The swallow tattoo was a symbol used historically by sailors to show off their sailing experience. Of British origin in the early days of sailing, it was the image of a barn swallow, usually tattooed on the chest, hands or neck. According to one legend, a sailor tattooed with one swallow had travelled over 5,000 nautical miles (9,260 km); a sailor with two swallows had travelled 10,000 nautical miles (18,520 km). Travelling these great distances was extremely difficult and dangerous in the early days of sailing, so one or more swallow tattoos denoted a very experienced and valuable sailor. Another legend holds that since swallows return to the same location every year to mate and nest, the swallow will guarantee the sailor returns home safely. A sailor would have one swallow tattooed before setting out on a journey, and the second swallow tattooed at the end of their tour of duty, upon return to their home port. It is also said that if the sailor drowns, the swallows will carry their soul to heaven.

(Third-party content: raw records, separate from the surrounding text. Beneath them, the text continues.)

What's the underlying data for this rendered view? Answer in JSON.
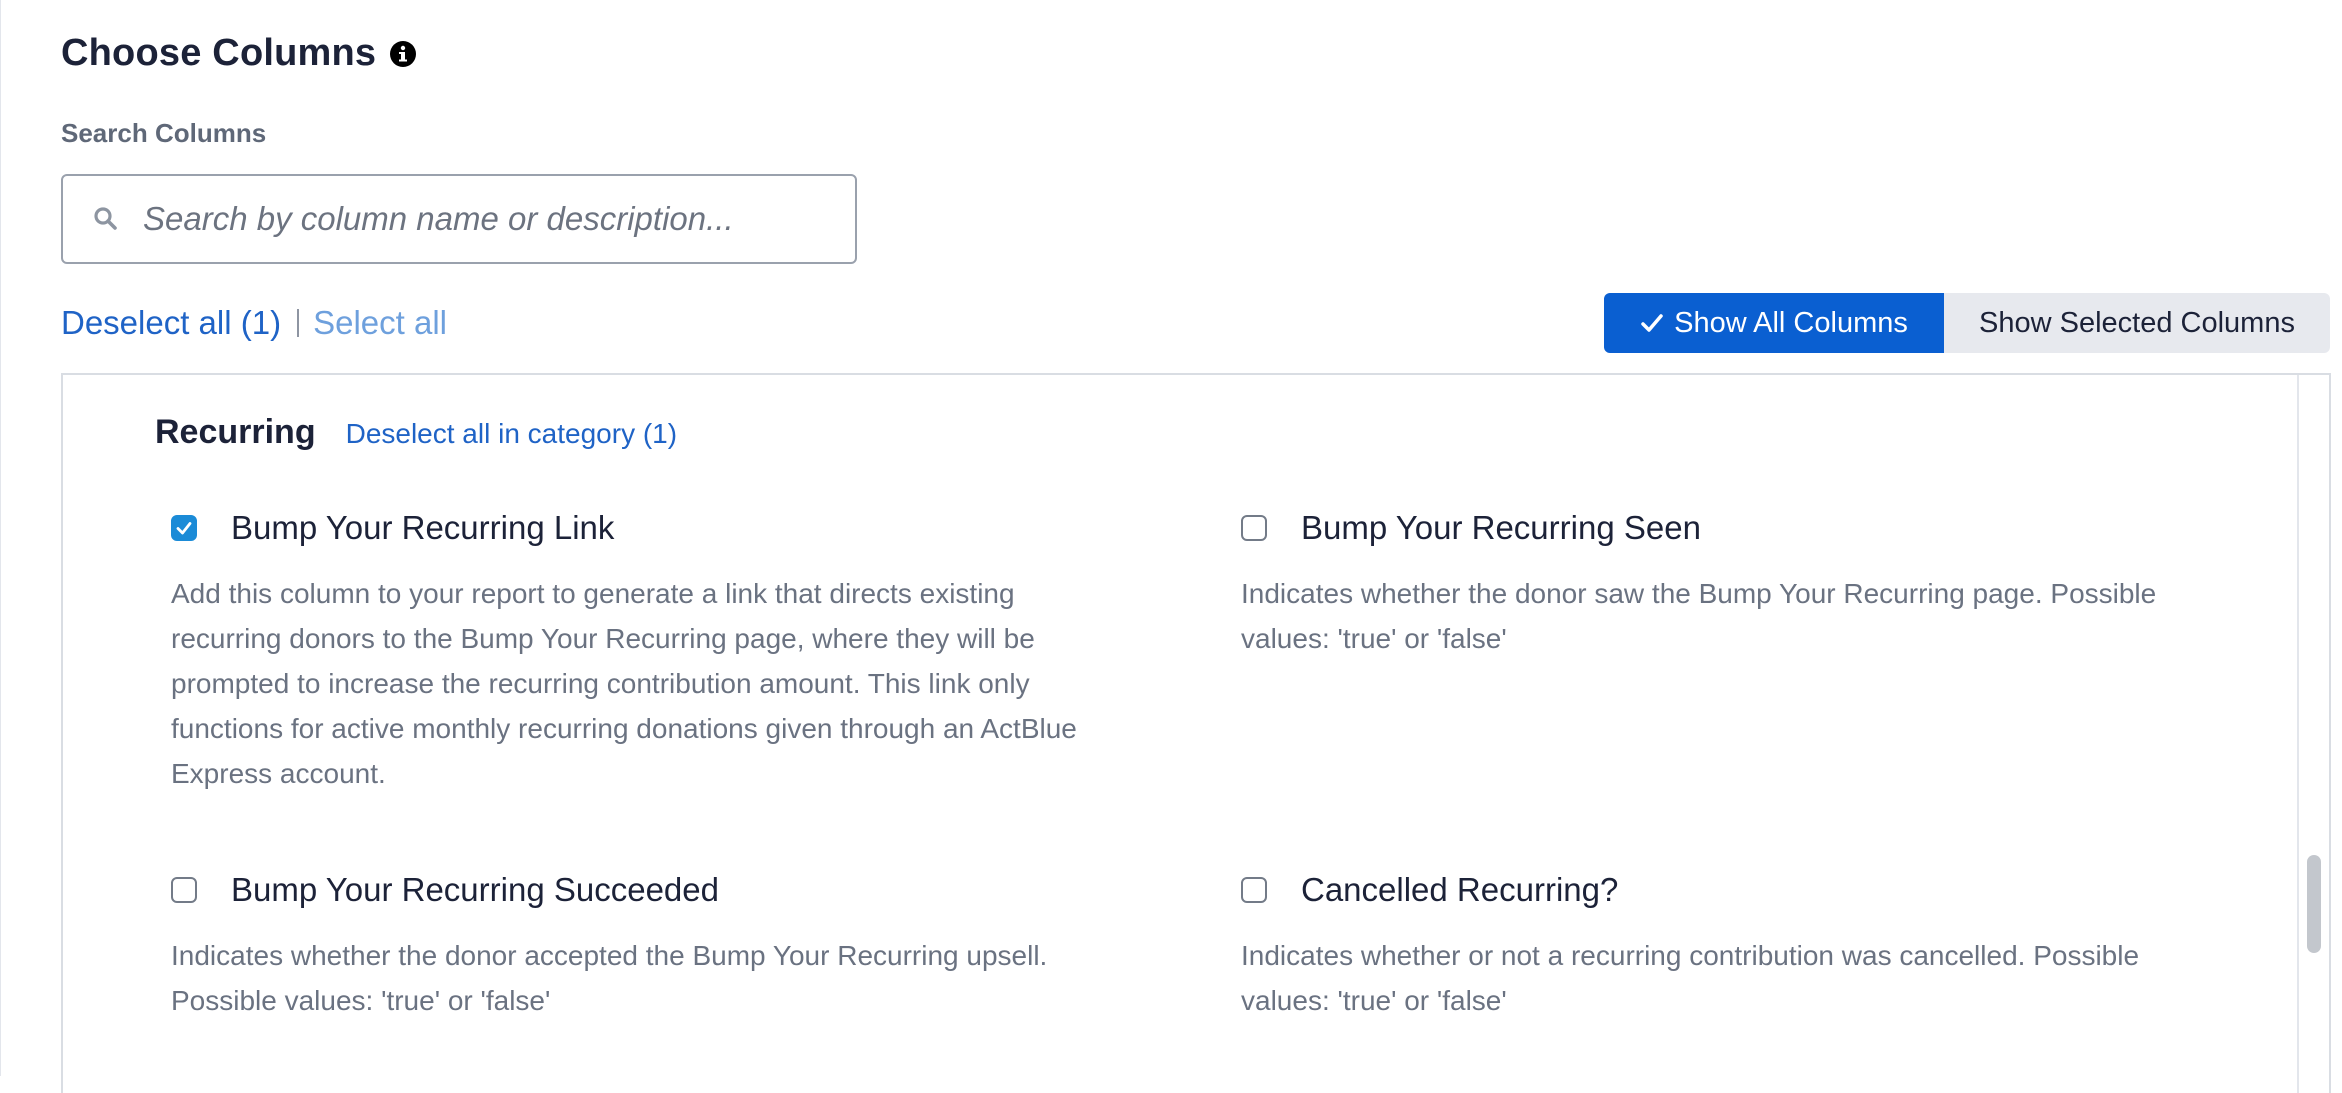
{
  "header": {
    "title": "Choose Columns",
    "info_icon": "info-circle-icon"
  },
  "search": {
    "label": "Search Columns",
    "placeholder": "Search by column name or description...",
    "value": "",
    "icon": "search-icon"
  },
  "selection": {
    "deselect_all": "Deselect all (1)",
    "select_all": "Select all"
  },
  "view_toggle": {
    "show_all": "Show All Columns",
    "show_selected": "Show Selected Columns",
    "active": "show_all"
  },
  "category": {
    "title": "Recurring",
    "deselect_label": "Deselect all in category (1)",
    "columns": [
      {
        "name": "Bump Your Recurring Link",
        "checked": true,
        "description": "Add this column to your report to generate a link that directs existing recurring donors to the Bump Your Recurring page, where they will be prompted to increase the recurring contribution amount. This link only functions for active monthly recurring donations given through an ActBlue Express account."
      },
      {
        "name": "Bump Your Recurring Seen",
        "checked": false,
        "description": "Indicates whether the donor saw the Bump Your Recurring page. Possible values: 'true' or 'false'"
      },
      {
        "name": "Bump Your Recurring Succeeded",
        "checked": false,
        "description": "Indicates whether the donor accepted the Bump Your Recurring upsell. Possible values: 'true' or 'false'"
      },
      {
        "name": "Cancelled Recurring?",
        "checked": false,
        "description": "Indicates whether or not a recurring contribution was cancelled. Possible values: 'true' or 'false'"
      }
    ]
  },
  "colors": {
    "primary": "#0a5fd1",
    "link": "#1f63c6",
    "checkbox_checked": "#1b8bd7",
    "text_muted": "#6a7281"
  }
}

The swallow also represents love, care and affection towards family and friends, showing the loyalty of the person always returning to them. The bird also represents freedom and hope.
Today, the symbol of the swallow can mean many different things. It is considered a staple of the "British Traditional" and "Sailor Jerry Collins" style tattooing.

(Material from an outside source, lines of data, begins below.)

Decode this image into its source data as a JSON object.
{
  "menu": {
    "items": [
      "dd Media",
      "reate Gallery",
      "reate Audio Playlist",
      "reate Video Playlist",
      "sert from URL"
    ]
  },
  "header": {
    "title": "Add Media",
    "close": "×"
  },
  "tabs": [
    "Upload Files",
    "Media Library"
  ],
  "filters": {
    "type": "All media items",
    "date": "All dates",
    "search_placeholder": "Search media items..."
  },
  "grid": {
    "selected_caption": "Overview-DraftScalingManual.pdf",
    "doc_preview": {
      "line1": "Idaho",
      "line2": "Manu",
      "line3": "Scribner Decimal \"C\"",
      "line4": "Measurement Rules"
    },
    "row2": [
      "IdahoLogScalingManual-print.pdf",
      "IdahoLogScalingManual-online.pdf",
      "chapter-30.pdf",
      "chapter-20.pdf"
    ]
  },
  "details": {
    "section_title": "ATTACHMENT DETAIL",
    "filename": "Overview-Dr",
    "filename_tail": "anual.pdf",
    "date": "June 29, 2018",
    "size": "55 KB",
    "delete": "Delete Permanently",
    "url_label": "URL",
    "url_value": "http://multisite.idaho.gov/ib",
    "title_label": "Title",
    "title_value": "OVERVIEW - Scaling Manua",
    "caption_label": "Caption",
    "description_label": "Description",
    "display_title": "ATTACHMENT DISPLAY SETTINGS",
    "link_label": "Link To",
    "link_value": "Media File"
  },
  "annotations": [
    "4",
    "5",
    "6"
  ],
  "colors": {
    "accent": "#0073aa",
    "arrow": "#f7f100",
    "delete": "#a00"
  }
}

Finally, a swallow tattoo on the back of the hand can mean "this fist flies", worn by Glasgow and London 'Hard Men' to signify prowess in street fighting.

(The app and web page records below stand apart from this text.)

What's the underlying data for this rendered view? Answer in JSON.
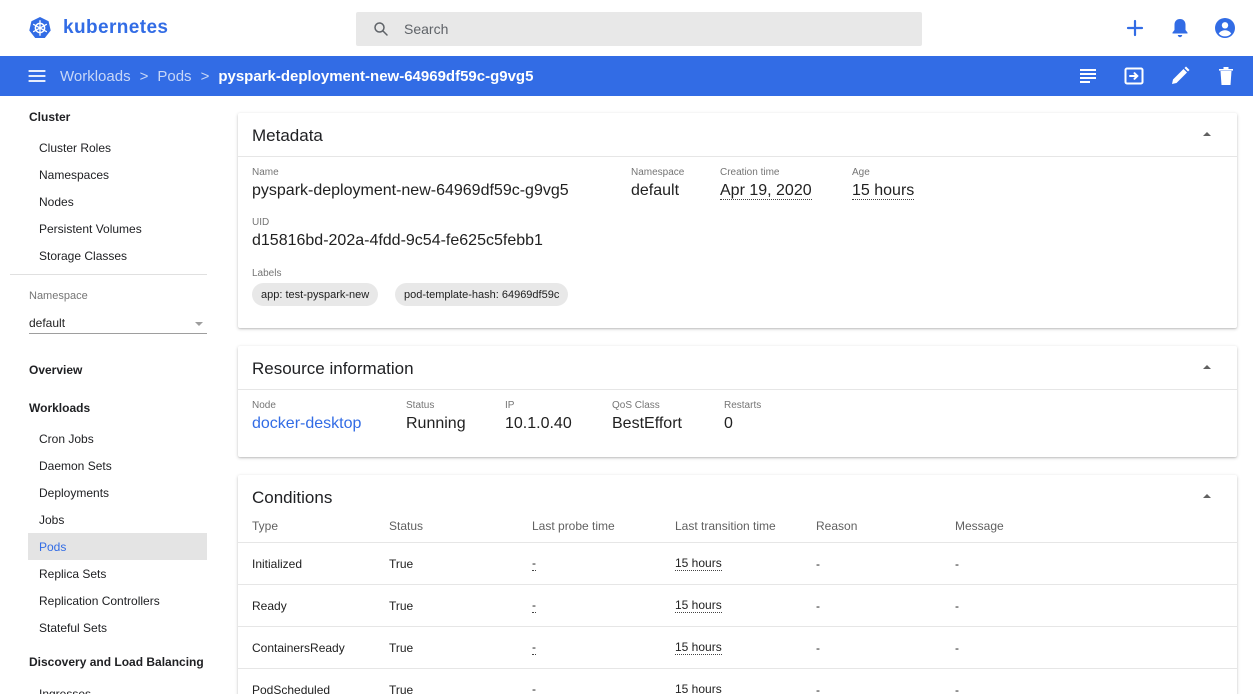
{
  "header": {
    "brand": "kubernetes",
    "search_placeholder": "Search"
  },
  "toolbar": {
    "breadcrumb": [
      "Workloads",
      "Pods"
    ],
    "separator": ">",
    "current": "pyspark-deployment-new-64969df59c-g9vg5"
  },
  "sidebar": {
    "cluster_header": "Cluster",
    "cluster_items": [
      "Cluster Roles",
      "Namespaces",
      "Nodes",
      "Persistent Volumes",
      "Storage Classes"
    ],
    "namespace_label": "Namespace",
    "namespace_value": "default",
    "overview": "Overview",
    "workloads_header": "Workloads",
    "workload_items": [
      "Cron Jobs",
      "Daemon Sets",
      "Deployments",
      "Jobs",
      "Pods",
      "Replica Sets",
      "Replication Controllers",
      "Stateful Sets"
    ],
    "active_item": "Pods",
    "discovery_header": "Discovery and Load Balancing",
    "discovery_items": [
      "Ingresses"
    ]
  },
  "metadata": {
    "title": "Metadata",
    "name_label": "Name",
    "name": "pyspark-deployment-new-64969df59c-g9vg5",
    "namespace_label": "Namespace",
    "namespace": "default",
    "creation_label": "Creation time",
    "creation": "Apr 19, 2020",
    "age_label": "Age",
    "age": "15 hours",
    "uid_label": "UID",
    "uid": "d15816bd-202a-4fdd-9c54-fe625c5febb1",
    "labels_label": "Labels",
    "labels": [
      "app: test-pyspark-new",
      "pod-template-hash: 64969df59c"
    ]
  },
  "resource": {
    "title": "Resource information",
    "node_label": "Node",
    "node": "docker-desktop",
    "status_label": "Status",
    "status": "Running",
    "ip_label": "IP",
    "ip": "10.1.0.40",
    "qos_label": "QoS Class",
    "qos": "BestEffort",
    "restarts_label": "Restarts",
    "restarts": "0"
  },
  "conditions": {
    "title": "Conditions",
    "columns": [
      "Type",
      "Status",
      "Last probe time",
      "Last transition time",
      "Reason",
      "Message"
    ],
    "rows": [
      [
        "Initialized",
        "True",
        "-",
        "15 hours",
        "-",
        "-"
      ],
      [
        "Ready",
        "True",
        "-",
        "15 hours",
        "-",
        "-"
      ],
      [
        "ContainersReady",
        "True",
        "-",
        "15 hours",
        "-",
        "-"
      ],
      [
        "PodScheduled",
        "True",
        "-",
        "15 hours",
        "-",
        "-"
      ]
    ]
  },
  "colors": {
    "primary": "#326ce5",
    "sidebar_active_bg": "#e4e4e4",
    "chip_bg": "#e8e8e8"
  },
  "icons": {
    "brand": "kubernetes-helm-icon",
    "search": "search-icon",
    "create": "plus-icon",
    "notifications": "bell-icon",
    "account": "account-circle-icon",
    "menu": "menu-icon",
    "logs": "logs-icon",
    "exec": "exec-shell-icon",
    "edit": "pencil-icon",
    "delete": "trash-icon",
    "collapse": "chevron-up-icon"
  }
}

- "Hardtack and marlinspikes – life and work aboard ship" (PDF). Sailors’ tattoos post-visit activity, teachers’ handout. Maritime Museum of British Columbia. Retrieved 2007-12-01.
- Vanishing tattoos (on-line) Retrieved 17 November 2007[unreliable source?]